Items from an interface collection
..........

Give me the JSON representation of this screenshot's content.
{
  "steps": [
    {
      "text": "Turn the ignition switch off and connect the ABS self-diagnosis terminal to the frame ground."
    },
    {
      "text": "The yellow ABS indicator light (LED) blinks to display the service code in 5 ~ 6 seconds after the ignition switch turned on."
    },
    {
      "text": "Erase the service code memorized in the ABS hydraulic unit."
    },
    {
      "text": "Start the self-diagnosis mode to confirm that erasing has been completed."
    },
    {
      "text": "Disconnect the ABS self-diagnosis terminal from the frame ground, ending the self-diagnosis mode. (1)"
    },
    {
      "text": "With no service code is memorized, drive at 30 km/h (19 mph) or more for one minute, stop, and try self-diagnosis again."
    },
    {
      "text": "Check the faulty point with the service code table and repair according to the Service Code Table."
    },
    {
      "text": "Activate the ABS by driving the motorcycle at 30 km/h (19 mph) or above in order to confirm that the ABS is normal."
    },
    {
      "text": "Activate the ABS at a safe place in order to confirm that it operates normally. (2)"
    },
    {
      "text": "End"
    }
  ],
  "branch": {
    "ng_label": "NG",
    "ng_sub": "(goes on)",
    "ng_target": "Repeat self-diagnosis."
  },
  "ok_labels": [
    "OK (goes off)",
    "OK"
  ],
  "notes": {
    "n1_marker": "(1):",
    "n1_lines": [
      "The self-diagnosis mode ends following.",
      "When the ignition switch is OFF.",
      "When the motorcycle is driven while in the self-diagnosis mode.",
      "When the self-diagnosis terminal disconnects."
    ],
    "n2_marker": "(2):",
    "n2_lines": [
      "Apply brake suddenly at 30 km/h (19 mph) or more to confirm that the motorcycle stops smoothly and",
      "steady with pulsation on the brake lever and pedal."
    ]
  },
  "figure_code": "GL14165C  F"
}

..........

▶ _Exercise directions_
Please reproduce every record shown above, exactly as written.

▶ _Solution_
Give me the JSON representation of this screenshot's content.
{
  "steps": [
    {
      "text": "Turn the ignition switch off and connect the ABS self-diagnosis terminal to the frame ground."
    },
    {
      "text": "The yellow ABS indicator light (LED) blinks to display the service code in 5 ~ 6 seconds after the ignition switch turned on."
    },
    {
      "text": "Erase the service code memorized in the ABS hydraulic unit."
    },
    {
      "text": "Start the self-diagnosis mode to confirm that erasing has been completed."
    },
    {
      "text": "Disconnect the ABS self-diagnosis terminal from the frame ground, ending the self-diagnosis mode. (1)"
    },
    {
      "text": "With no service code is memorized, drive at 30 km/h (19 mph) or more for one minute, stop, and try self-diagnosis again."
    },
    {
      "text": "Check the faulty point with the service code table and repair according to the Service Code Table."
    },
    {
      "text": "Activate the ABS by driving the motorcycle at 30 km/h (19 mph) or above in order to confirm that the ABS is normal."
    },
    {
      "text": "Activate the ABS at a safe place in order to confirm that it operates normally. (2)"
    },
    {
      "text": "End"
    }
  ],
  "branch": {
    "ng_label": "NG",
    "ng_sub": "(goes on)",
    "ng_target": "Repeat self-diagnosis."
  },
  "ok_labels": [
    "OK (goes off)",
    "OK"
  ],
  "notes": {
    "n1_marker": "(1):",
    "n1_lines": [
      "The self-diagnosis mode ends following.",
      "When the ignition switch is OFF.",
      "When the motorcycle is driven while in the self-diagnosis mode.",
      "When the self-diagnosis terminal disconnects."
    ],
    "n2_marker": "(2):",
    "n2_lines": [
      "Apply brake suddenly at 30 km/h (19 mph) or more to confirm that the motorcycle stops smoothly and",
      "steady with pulsation on the brake lever and pedal."
    ]
  },
  "figure_code": "GL14165C  F"
}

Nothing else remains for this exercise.